§ Exercise prompt:
Give back the whole listing verbatim, printing none of its pictures.

§ Input for this task:
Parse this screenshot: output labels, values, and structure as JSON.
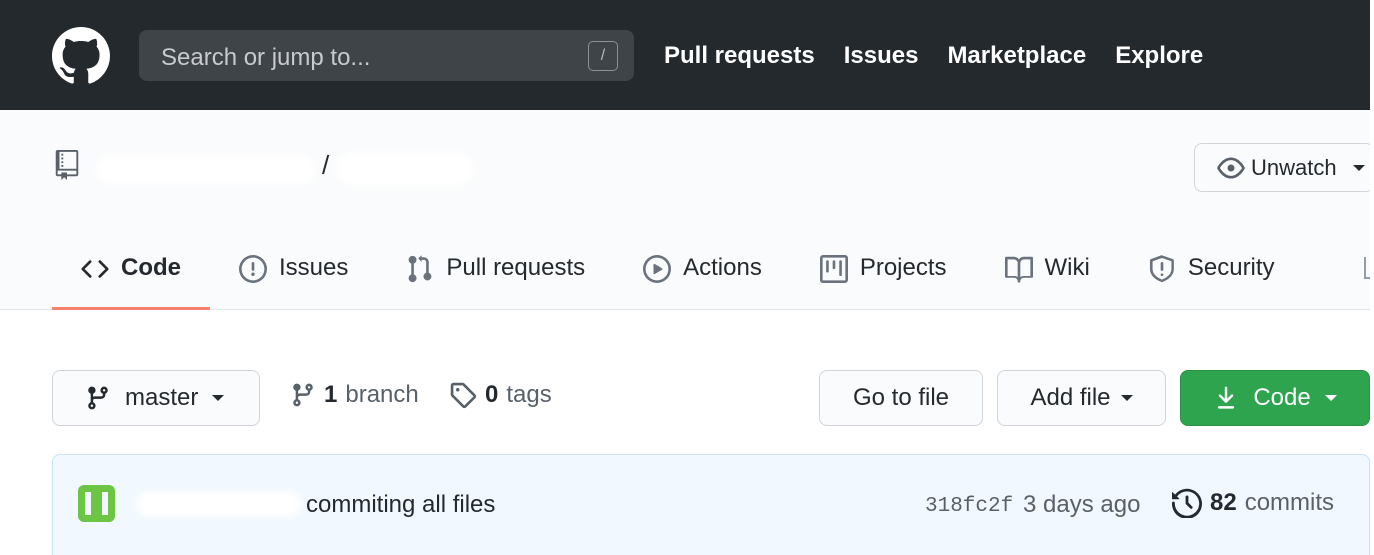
{
  "header": {
    "search_placeholder": "Search or jump to...",
    "search_shortcut": "/",
    "nav": [
      "Pull requests",
      "Issues",
      "Marketplace",
      "Explore"
    ],
    "logo": "github-octocat-icon"
  },
  "repo": {
    "separator": "/",
    "watch_label": "Unwatch",
    "tabs": [
      {
        "label": "Code",
        "icon": "code-icon",
        "active": true
      },
      {
        "label": "Issues",
        "icon": "issue-opened-icon",
        "active": false
      },
      {
        "label": "Pull requests",
        "icon": "git-pull-request-icon",
        "active": false
      },
      {
        "label": "Actions",
        "icon": "play-icon",
        "active": false
      },
      {
        "label": "Projects",
        "icon": "project-icon",
        "active": false
      },
      {
        "label": "Wiki",
        "icon": "book-icon",
        "active": false
      },
      {
        "label": "Security",
        "icon": "shield-icon",
        "active": false
      }
    ],
    "active_tab_color": "#f9826c"
  },
  "branch_bar": {
    "branch": "master",
    "branch_count": "1",
    "branch_word": "branch",
    "tag_count": "0",
    "tag_word": "tags",
    "go_to_file": "Go to file",
    "add_file": "Add file",
    "code": "Code"
  },
  "latest_commit": {
    "message": "commiting all files",
    "sha": "318fc2f",
    "time": "3 days ago",
    "commit_count": "82",
    "commit_word": "commits"
  },
  "colors": {
    "header_bg": "#24292e",
    "primary_green": "#2ea44f",
    "commit_bg": "#f1f8ff"
  }
}
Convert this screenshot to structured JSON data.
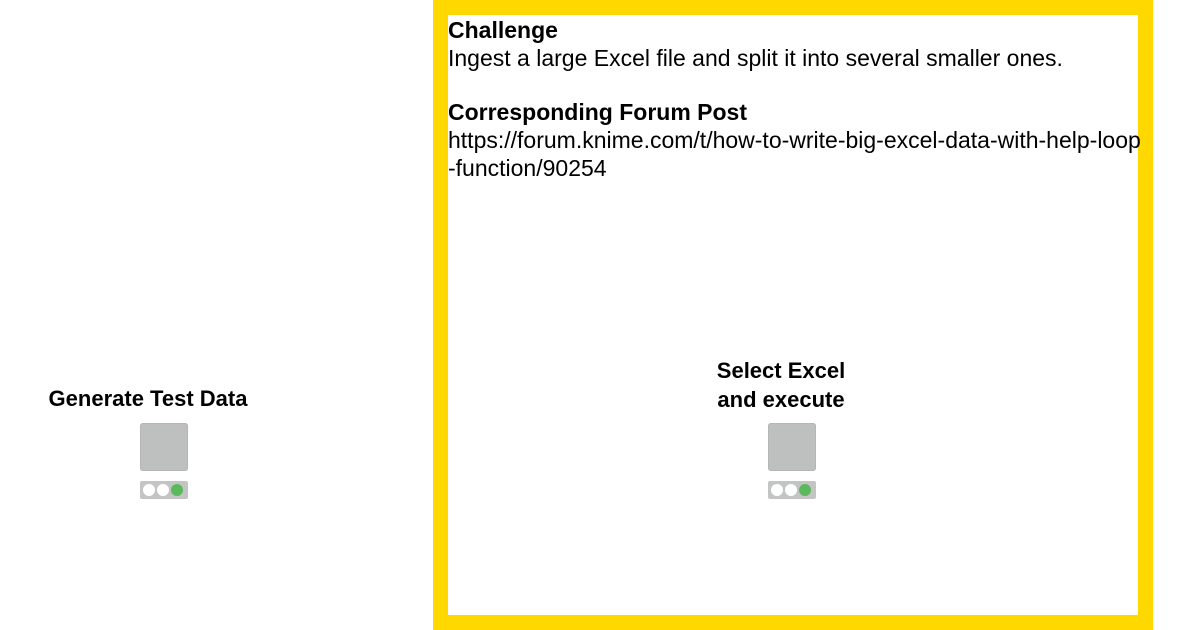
{
  "annotation": {
    "challenge_heading": "Challenge",
    "challenge_text": "Ingest a large Excel file and split it into several smaller ones.",
    "forum_heading": "Corresponding Forum Post",
    "forum_link": "https://forum.knime.com/t/how-to-write-big-excel-data-with-help-loop-function/90254",
    "border_color": "#FFD800"
  },
  "nodes": [
    {
      "label": "Generate Test Data",
      "icon": "node-icon",
      "status": "executed",
      "status_color": "#5cb85c"
    },
    {
      "label": "Select Excel\nand execute",
      "icon": "node-icon",
      "status": "executed",
      "status_color": "#5cb85c"
    }
  ]
}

§ Your response:
Parse this screenshot: output labels, values, and structure as JSON.
{
  "header": {
    "search_placeholder": "Search or jump to...",
    "search_shortcut": "/",
    "nav": [
      "Pull requests",
      "Issues",
      "Marketplace",
      "Explore"
    ],
    "logo": "github-octocat-icon"
  },
  "repo": {
    "separator": "/",
    "watch_label": "Unwatch",
    "tabs": [
      {
        "label": "Code",
        "icon": "code-icon",
        "active": true
      },
      {
        "label": "Issues",
        "icon": "issue-opened-icon",
        "active": false
      },
      {
        "label": "Pull requests",
        "icon": "git-pull-request-icon",
        "active": false
      },
      {
        "label": "Actions",
        "icon": "play-icon",
        "active": false
      },
      {
        "label": "Projects",
        "icon": "project-icon",
        "active": false
      },
      {
        "label": "Wiki",
        "icon": "book-icon",
        "active": false
      },
      {
        "label": "Security",
        "icon": "shield-icon",
        "active": false
      }
    ],
    "active_tab_color": "#f9826c"
  },
  "branch_bar": {
    "branch": "master",
    "branch_count": "1",
    "branch_word": "branch",
    "tag_count": "0",
    "tag_word": "tags",
    "go_to_file": "Go to file",
    "add_file": "Add file",
    "code": "Code"
  },
  "latest_commit": {
    "message": "commiting all files",
    "sha": "318fc2f",
    "time": "3 days ago",
    "commit_count": "82",
    "commit_word": "commits"
  },
  "colors": {
    "header_bg": "#24292e",
    "primary_green": "#2ea44f",
    "commit_bg": "#f1f8ff"
  }
}
Convert this screenshot to structured JSON data.
{
  "annotation": {
    "challenge_heading": "Challenge",
    "challenge_text": "Ingest a large Excel file and split it into several smaller ones.",
    "forum_heading": "Corresponding Forum Post",
    "forum_link": "https://forum.knime.com/t/how-to-write-big-excel-data-with-help-loop-function/90254",
    "border_color": "#FFD800"
  },
  "nodes": [
    {
      "label": "Generate Test Data",
      "icon": "node-icon",
      "status": "executed",
      "status_color": "#5cb85c"
    },
    {
      "label": "Select Excel\nand execute",
      "icon": "node-icon",
      "status": "executed",
      "status_color": "#5cb85c"
    }
  ]
}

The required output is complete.